A related chest with drawers is the model for the joined chest class at Connecticut Valley School of Woodworking. I’ve cut the front frame, and started the carving the other day. It too will have 2 drawers, there are drawer rails not yet fitted in this photo…
I used to like to start the day with large movements, like planing. Then I’d save the carving for late in the day, when I wanted to take it easy. But here in the (walk-out) basement, the light is best early in the morning – so I carved yesterday AM. But it’s a lousy way to begin your day. Too tight a posture. So this carving got left for later. and today I planed and mortised the front rails for the NEXT joinery project!
A cupboard for Plimoth Plantation. This one will have a joined front fitted to a board carcass. No decoration to speak of, other than chamfers, etc. So the opening in the middle is for a door. Below are off-cuts from the panels in this cupboard; 10″ long, they have a limited use. Usually they would just get tossed, but these will get planed to 1/4″ thickness for drawer parts for the desk box. Good use for such wide, flat stuff that is otherwise firewood.
Next week I hope to move all of these over to the shop I’m doing my photography in, and get some good pictures going. Goal is to have the first chest with drawers and the cupboard all assembled this time next week. we’ll see.
I didn’t set out to make this at all. I only saw the original once, back in the early 1990s when I was researching the furniture made in 17th century Braintree, Massachusetts, by William Savell and his sons John & William. But then recently I was given (thanks Michael) some really wide red oak bolts…so I rived & planed up stuff & decided to tackle this form. (10″ high, 22″ wide, and about 16″ deep) I had built one once but I think it had no insides, I forget.
In the photo above, I have test-fitted the fixed top board, it will be trimmed after attaching it with wooden pins. It won’t get installed until the hinges are attached to it. First things first.
Many English boxes are just plain inside, but New England ones often (usually) have a till inside. The Savell shop had tills and drawers inside theirs, even their flat-top boxes like this one, I forget right now if there were drawers under the till nearest the camera:
It’s a particularly stupid arrangement – if you stuff things in the box, then you can’t pull the drawers out. But it has an obsessive compulsive appeal.
A desk/slant-lid box almost always is divided up inside. This one features two tills, a long open tray in the rear, and four drawers up above. One of the tills, closed – English oak for the till lid:
Same till, open:
The original is missing its drawers, maybe they were cubbies w/o drawers –
but mine will have small oak drawers. I just ordered the dovetail hinges for it, and some curtain rings for the drawer pulls. When I get this far on a new project, I always wish I could make the 2nd one first – just made some trial & error sort of mistakes. Nothing major, but next time….

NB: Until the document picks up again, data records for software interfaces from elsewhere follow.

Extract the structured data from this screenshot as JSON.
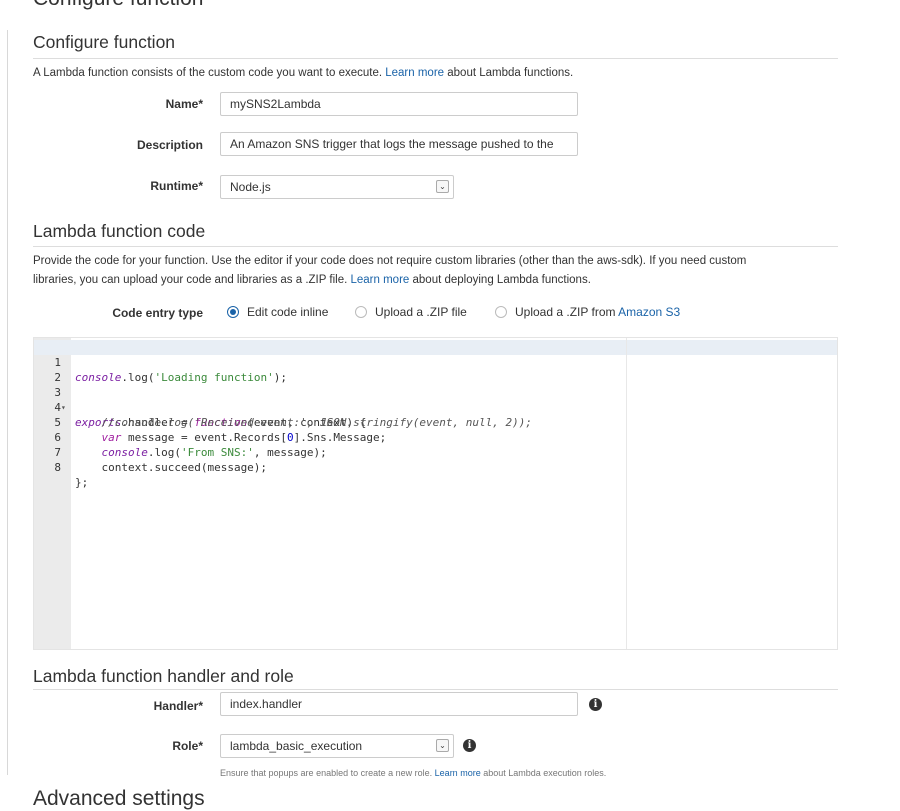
{
  "page": {
    "heading_partial": "Configure function",
    "bottom_partial": "Advanced settings"
  },
  "configure": {
    "title": "Configure function",
    "intro_text": "A Lambda function consists of the custom code you want to execute.",
    "intro_link": "Learn more",
    "intro_suffix": "about Lambda functions.",
    "name_label": "Name*",
    "name_value": "mySNS2Lambda",
    "description_label": "Description",
    "description_value": "An Amazon SNS trigger that logs the message pushed to the",
    "runtime_label": "Runtime*",
    "runtime_value": "Node.js"
  },
  "code_section": {
    "title": "Lambda function code",
    "desc_line1": "Provide the code for your function. Use the editor if your code does not require custom libraries (other than the aws-sdk). If you need custom",
    "desc_line2_prefix": "libraries, you can upload your code and libraries as a .ZIP file.",
    "desc_link": "Learn more",
    "desc_line2_suffix": "about deploying Lambda functions.",
    "entry_type_label": "Code entry type",
    "options": [
      "Edit code inline",
      "Upload a .ZIP file",
      "Upload a .ZIP from"
    ],
    "s3_link": "Amazon S3",
    "selected_option": "Edit code inline"
  },
  "editor": {
    "lines": [
      {
        "n": "1",
        "fold": ""
      },
      {
        "n": "2",
        "fold": ""
      },
      {
        "n": "3",
        "fold": "▾"
      },
      {
        "n": "4",
        "fold": ""
      },
      {
        "n": "5",
        "fold": ""
      },
      {
        "n": "6",
        "fold": ""
      },
      {
        "n": "7",
        "fold": ""
      },
      {
        "n": "8",
        "fold": ""
      }
    ],
    "code": {
      "l1_fn": "console",
      "l1_rest": ".log(",
      "l1_str": "'Loading function'",
      "l1_end": ");",
      "l3_a": "exports",
      "l3_b": ".handler = ",
      "l3_kw": "function",
      "l3_c": "(event, context) {",
      "l4": "    //console.log('Received event:', JSON.stringify(event, null, 2));",
      "l5_ind": "    ",
      "l5_kw": "var",
      "l5_a": " message = event.Records[",
      "l5_num": "0",
      "l5_b": "].Sns.Message;",
      "l6_ind": "    ",
      "l6_fn": "console",
      "l6_a": ".log(",
      "l6_str": "'From SNS:'",
      "l6_b": ", message);",
      "l7": "    context.succeed(message);",
      "l8": "};"
    }
  },
  "handler_section": {
    "title": "Lambda function handler and role",
    "handler_label": "Handler*",
    "handler_value": "index.handler",
    "role_label": "Role*",
    "role_value": "lambda_basic_execution",
    "hint_prefix": "Ensure that popups are enabled to create a new role.",
    "hint_link": "Learn more",
    "hint_suffix": "about Lambda execution roles."
  },
  "icons": {
    "info": "info-icon",
    "dropdown": "chevron-down-icon"
  },
  "colors": {
    "link": "#1a63a8",
    "active_line": "#e8eef5",
    "gutter": "#ebebeb"
  }
}
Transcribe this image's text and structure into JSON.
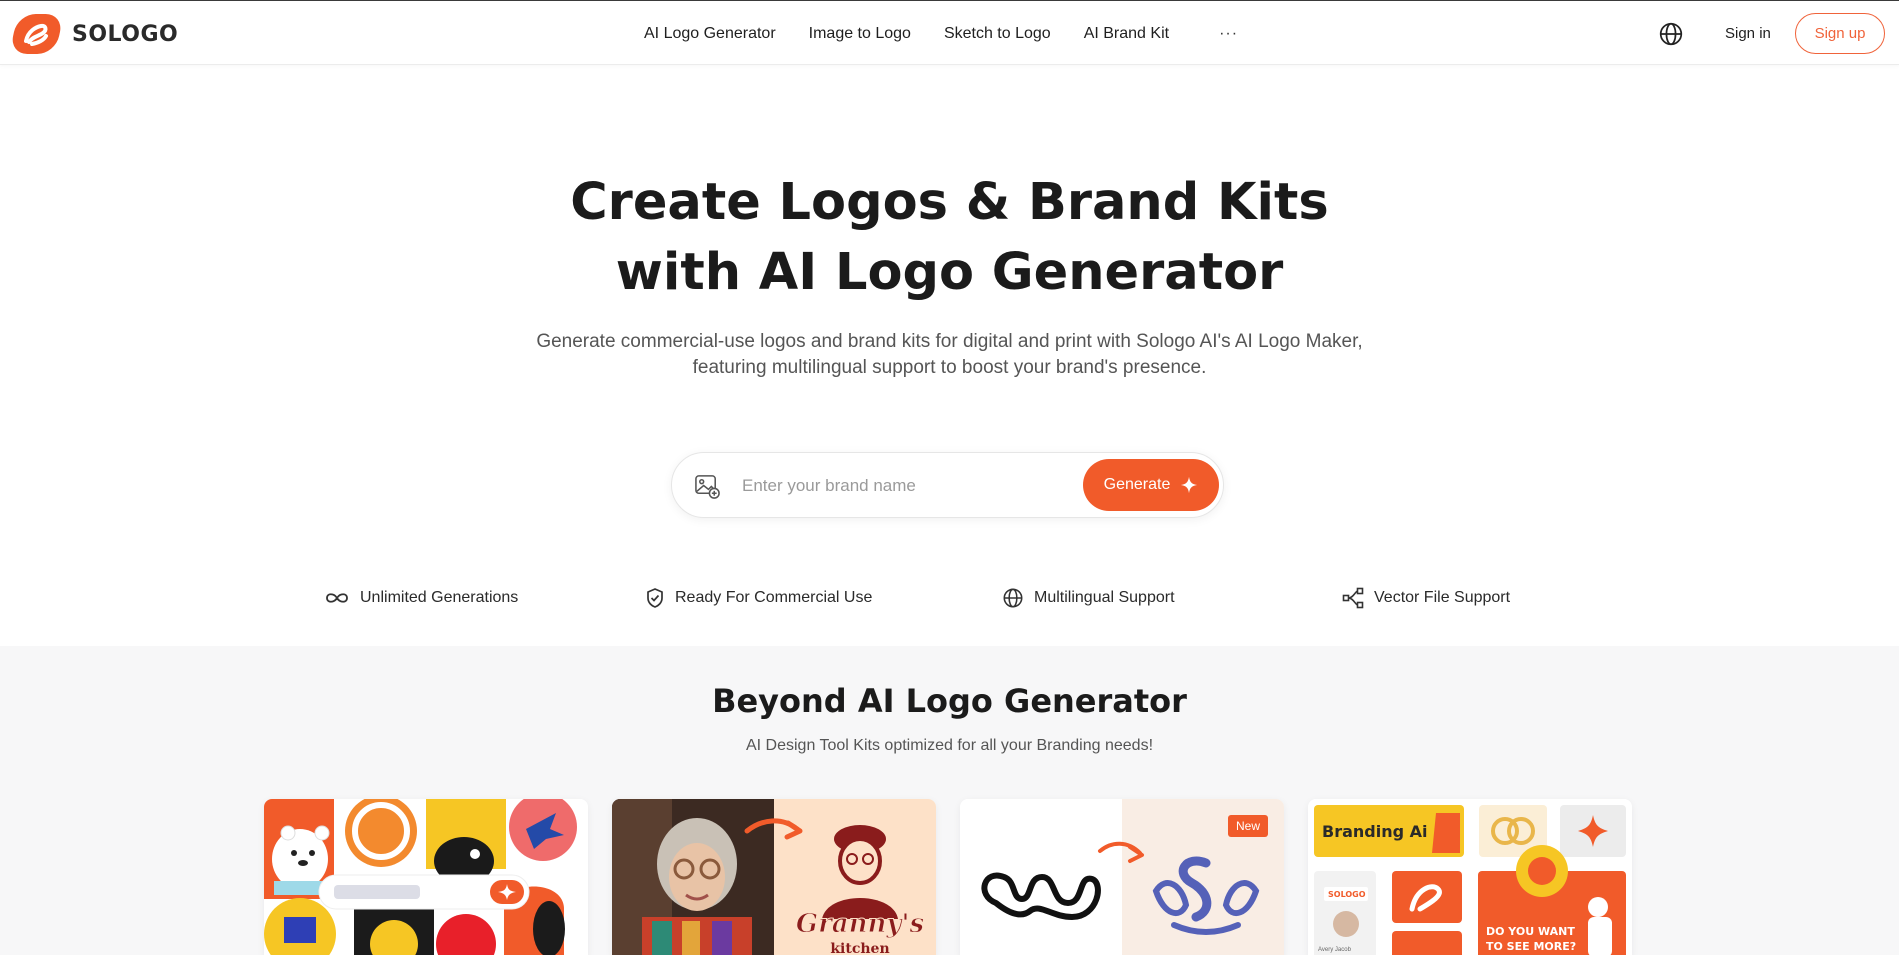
{
  "brand": {
    "name": "SOLOGO",
    "accent_color": "#f15b2a"
  },
  "nav": {
    "items": [
      {
        "label": "AI Logo Generator"
      },
      {
        "label": "Image to Logo"
      },
      {
        "label": "Sketch to Logo"
      },
      {
        "label": "AI Brand Kit"
      }
    ],
    "more_label": "···",
    "language_icon": "globe-icon",
    "sign_in": "Sign in",
    "sign_up": "Sign up"
  },
  "hero": {
    "title_line1": "Create Logos & Brand Kits",
    "title_line2": "with AI Logo Generator",
    "subtitle_line1": "Generate commercial-use logos and brand kits for digital and print with Sologo AI's AI Logo Maker,",
    "subtitle_line2": "featuring multilingual support to boost your brand's presence."
  },
  "search": {
    "placeholder": "Enter your brand name",
    "value": "",
    "image_icon": "image-upload-icon",
    "button_label": "Generate",
    "button_icon": "sparkle-icon"
  },
  "features": [
    {
      "label": "Unlimited Generations",
      "icon": "infinity-icon"
    },
    {
      "label": "Ready For Commercial Use",
      "icon": "shield-check-icon"
    },
    {
      "label": "Multilingual Support",
      "icon": "globe-icon"
    },
    {
      "label": "Vector File Support",
      "icon": "vector-nodes-icon"
    }
  ],
  "beyond": {
    "title": "Beyond AI Logo Generator",
    "subtitle": "AI Design Tool Kits optimized for all your Branding needs!",
    "cards": [
      {
        "name": "ai-logo-generator-card"
      },
      {
        "name": "image-to-logo-card",
        "logo_text_1": "Granny's",
        "logo_text_2": "kitchen"
      },
      {
        "name": "sketch-to-logo-card",
        "badge": "New"
      },
      {
        "name": "ai-brand-kit-card",
        "tile_text": "Branding Ai",
        "mini_logo": "SOLOGO",
        "promo_line1": "DO YOU WANT",
        "promo_line2": "TO SEE MORE?",
        "avatar_caption": "Avery Jacob"
      }
    ]
  }
}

Now while I wait for the hardware from the blacksmith, I’ll plane up the board for the hinged lid, then I can go back to the joined chests I was making.

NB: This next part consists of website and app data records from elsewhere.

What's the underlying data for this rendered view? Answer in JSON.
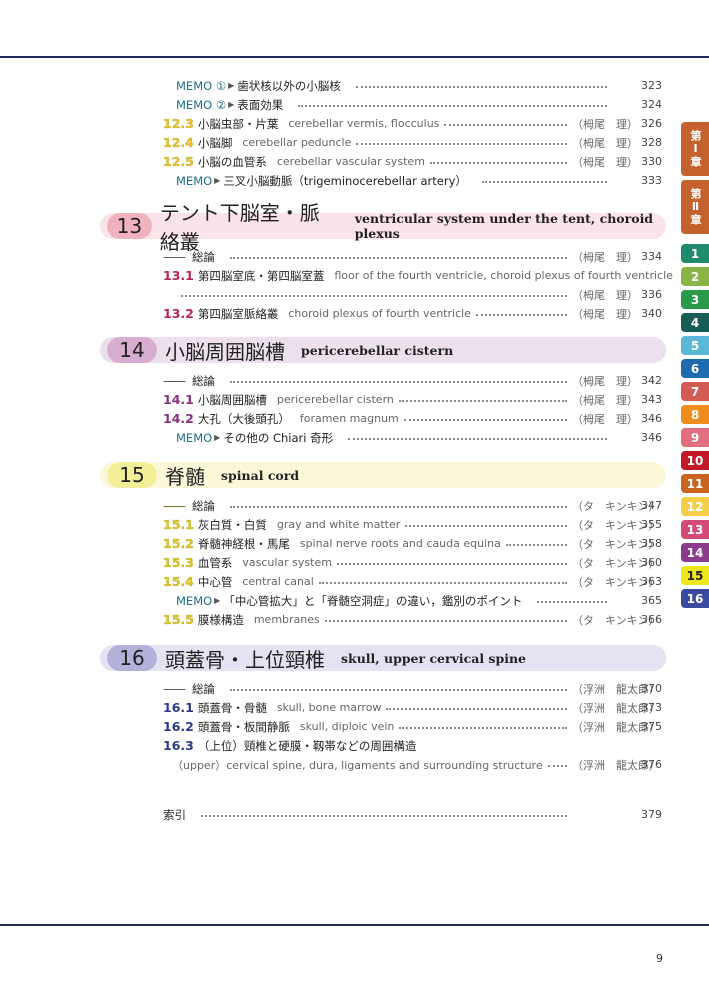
{
  "top_entries": [
    {
      "type": "memo",
      "label": "MEMO ①",
      "text": "歯状核以外の小脳核",
      "page": "323"
    },
    {
      "type": "memo",
      "label": "MEMO ②",
      "text": "表面効果",
      "page": "324"
    },
    {
      "type": "entry",
      "num": "12.3",
      "jp": "小脳虫部・片葉",
      "en": "cerebellar vermis, flocculus",
      "author": "（栂尾　理）",
      "page": "326"
    },
    {
      "type": "entry",
      "num": "12.4",
      "jp": "小脳脚",
      "en": "cerebellar peduncle",
      "author": "（栂尾　理）",
      "page": "328"
    },
    {
      "type": "entry",
      "num": "12.5",
      "jp": "小脳の血管系",
      "en": "cerebellar vascular system",
      "author": "（栂尾　理）",
      "page": "330"
    },
    {
      "type": "memo",
      "label": "MEMO",
      "text": "三叉小脳動脈（trigeminocerebellar artery）",
      "page": "333"
    }
  ],
  "top_num_color": "#e6c234",
  "chapters": [
    {
      "num": "13",
      "title": "テント下脳室・脈絡叢",
      "title_en": "ventricular system under the tent, choroid plexus",
      "pill_color": "#f1b2bf",
      "band_color": "#fbe4e9",
      "num_color": "#b8255a",
      "entries": [
        {
          "type": "overview",
          "num": "——",
          "jp": "総論",
          "author": "（栂尾　理）",
          "page": "334"
        },
        {
          "type": "entry",
          "num": "13.1",
          "jp": "第四脳室底・第四脳室蓋",
          "en": "floor of the fourth ventricle, choroid plexus of fourth ventricle",
          "wrap": true
        },
        {
          "type": "cont",
          "author": "（栂尾　理）",
          "page": "336"
        },
        {
          "type": "entry",
          "num": "13.2",
          "jp": "第四脳室脈絡叢",
          "en": "choroid plexus of fourth ventricle",
          "author": "（栂尾　理）",
          "page": "340"
        }
      ]
    },
    {
      "num": "14",
      "title": "小脳周囲脳槽",
      "title_en": "pericerebellar cistern",
      "pill_color": "#d7aed0",
      "band_color": "#ede0ed",
      "num_color": "#8a2f7e",
      "entries": [
        {
          "type": "overview",
          "num": "——",
          "jp": "総論",
          "author": "（栂尾　理）",
          "page": "342"
        },
        {
          "type": "entry",
          "num": "14.1",
          "jp": "小脳周囲脳槽",
          "en": "pericerebellar cistern",
          "author": "（栂尾　理）",
          "page": "343"
        },
        {
          "type": "entry",
          "num": "14.2",
          "jp": "大孔（大後頭孔）",
          "en": "foramen magnum",
          "author": "（栂尾　理）",
          "page": "346"
        },
        {
          "type": "memo",
          "label": "MEMO",
          "text": "その他の Chiari 奇形",
          "page": "346"
        }
      ]
    },
    {
      "num": "15",
      "title": "脊髄",
      "title_en": "spinal cord",
      "pill_color": "#f3ee98",
      "band_color": "#fbf8da",
      "num_color": "#d9c72a",
      "entries": [
        {
          "type": "overview",
          "num": "——",
          "jp": "総論",
          "author": "（タ　キンキン）",
          "page": "347"
        },
        {
          "type": "entry",
          "num": "15.1",
          "jp": "灰白質・白質",
          "en": "gray and white matter",
          "author": "（タ　キンキン）",
          "page": "355"
        },
        {
          "type": "entry",
          "num": "15.2",
          "jp": "脊髄神経根・馬尾",
          "en": "spinal nerve roots and cauda equina",
          "author": "（タ　キンキン）",
          "page": "358"
        },
        {
          "type": "entry",
          "num": "15.3",
          "jp": "血管系",
          "en": "vascular system",
          "author": "（タ　キンキン）",
          "page": "360"
        },
        {
          "type": "entry",
          "num": "15.4",
          "jp": "中心管",
          "en": "central canal",
          "author": "（タ　キンキン）",
          "page": "363"
        },
        {
          "type": "memo",
          "label": "MEMO",
          "text": "「中心管拡大」と「脊髄空洞症」の違い，鑑別のポイント",
          "page": "365"
        },
        {
          "type": "entry",
          "num": "15.5",
          "jp": "膜様構造",
          "en": "membranes",
          "author": "（タ　キンキン）",
          "page": "366"
        }
      ]
    },
    {
      "num": "16",
      "title": "頭蓋骨・上位頸椎",
      "title_en": "skull, upper cervical spine",
      "pill_color": "#b4b1d8",
      "band_color": "#e4e3f1",
      "num_color": "#2b3a86",
      "entries": [
        {
          "type": "overview",
          "num": "——",
          "jp": "総論",
          "author": "（浮洲　龍太郎）",
          "page": "370"
        },
        {
          "type": "entry",
          "num": "16.1",
          "jp": "頭蓋骨・骨髄",
          "en": "skull, bone marrow",
          "author": "（浮洲　龍太郎）",
          "page": "373"
        },
        {
          "type": "entry",
          "num": "16.2",
          "jp": "頭蓋骨・板間静脈",
          "en": "skull, diploic vein",
          "author": "（浮洲　龍太郎）",
          "page": "375"
        },
        {
          "type": "entry",
          "num": "16.3",
          "jp": "（上位）頸椎と硬膜・靱帯などの周囲構造",
          "wrap": true
        },
        {
          "type": "cont",
          "en": "（upper）cervical spine, dura, ligaments and surrounding structure",
          "author": "（浮洲　龍太郎）",
          "page": "376"
        }
      ]
    }
  ],
  "index": {
    "label": "索引",
    "page": "379"
  },
  "tabs": [
    {
      "label": "第Ⅰ章",
      "color": "#c4622d"
    },
    {
      "label": "第Ⅱ章",
      "color": "#c4622d"
    },
    {
      "label": "1",
      "color": "#1f8a6c"
    },
    {
      "label": "2",
      "color": "#8ab546"
    },
    {
      "label": "3",
      "color": "#2a9a4a"
    },
    {
      "label": "4",
      "color": "#175c55"
    },
    {
      "label": "5",
      "color": "#5ab7d8"
    },
    {
      "label": "6",
      "color": "#1e6bb0"
    },
    {
      "label": "7",
      "color": "#d25b52"
    },
    {
      "label": "8",
      "color": "#ee8c1e"
    },
    {
      "label": "9",
      "color": "#e26e7f"
    },
    {
      "label": "10",
      "color": "#c2182a"
    },
    {
      "label": "11",
      "color": "#c8641e"
    },
    {
      "label": "12",
      "color": "#f5cf4a"
    },
    {
      "label": "13",
      "color": "#d44a77"
    },
    {
      "label": "14",
      "color": "#8a3b8e"
    },
    {
      "label": "15",
      "color": "#eee81a"
    },
    {
      "label": "16",
      "color": "#3a4aa0"
    }
  ],
  "page_number": "9"
}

March. Hmm… it means two things to me right now. One is turn the page on the Yurt Foundation calendar, the other is to march, get going, quit fooling around. This is the month that my schedule picks up. So rather than just picking up whatever project happens to catch my fancy at any given moment, it’s time to knuckle down and get some stuff done.

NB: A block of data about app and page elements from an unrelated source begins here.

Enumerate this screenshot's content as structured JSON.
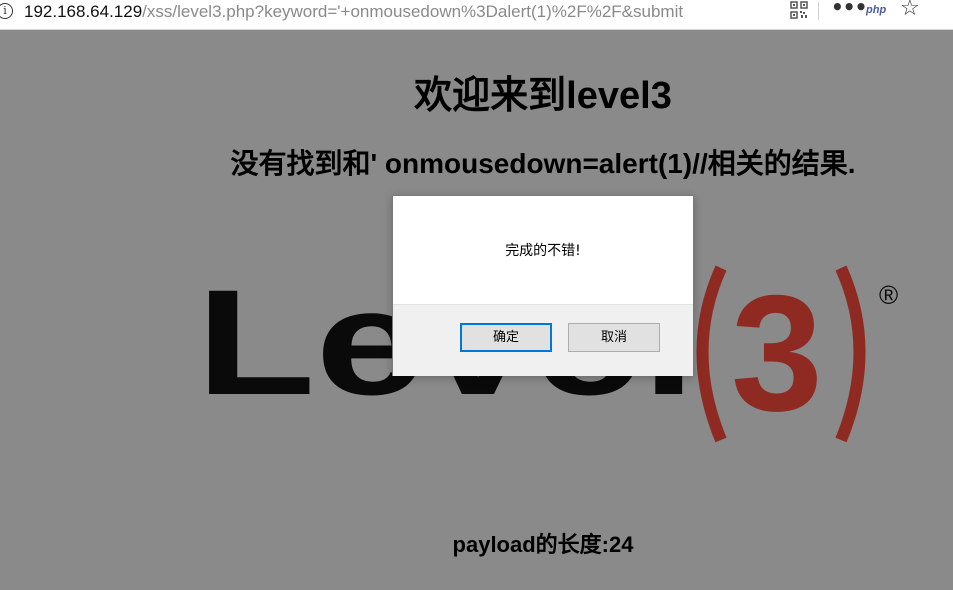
{
  "browser": {
    "url_host": "192.168.64.129",
    "url_path": "/xss/level3.php?keyword='+onmousedown%3Dalert(1)%2F%2F&submit",
    "info_icon_glyph": "i",
    "php_icon_label": "php",
    "icons": [
      "info-icon",
      "qr-code-icon",
      "more-icon",
      "php-icon",
      "star-icon"
    ]
  },
  "page": {
    "title": "欢迎来到level3",
    "result_message": "没有找到和' onmousedown=alert(1)//相关的结果.",
    "payload_length": "payload的长度:24",
    "logo": {
      "word": "Level",
      "number": "3",
      "registered_mark": "®",
      "word_color": "#0a0a0a",
      "accent_color": "#8e2a22"
    }
  },
  "dialog": {
    "message": "完成的不错!",
    "ok_label": "确定",
    "cancel_label": "取消"
  },
  "colors": {
    "overlay_background": "#8a8a8a",
    "ok_button_focus": "#0078d7"
  }
}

I keep shifting back & forth. I have to ignore these spoons in the daylight right now, and get to work on my desk box, and the 2 chests with drawers I have underway. At least by having these spoons roughed out, I can carve them at night.
Daylight is for heavier bench work…so the goal for this week is to get the desk box all cut and ready to assemble, then work on cutting joinery and laying out carving for the chest with drawer that’s the focus of my class beginning later this month.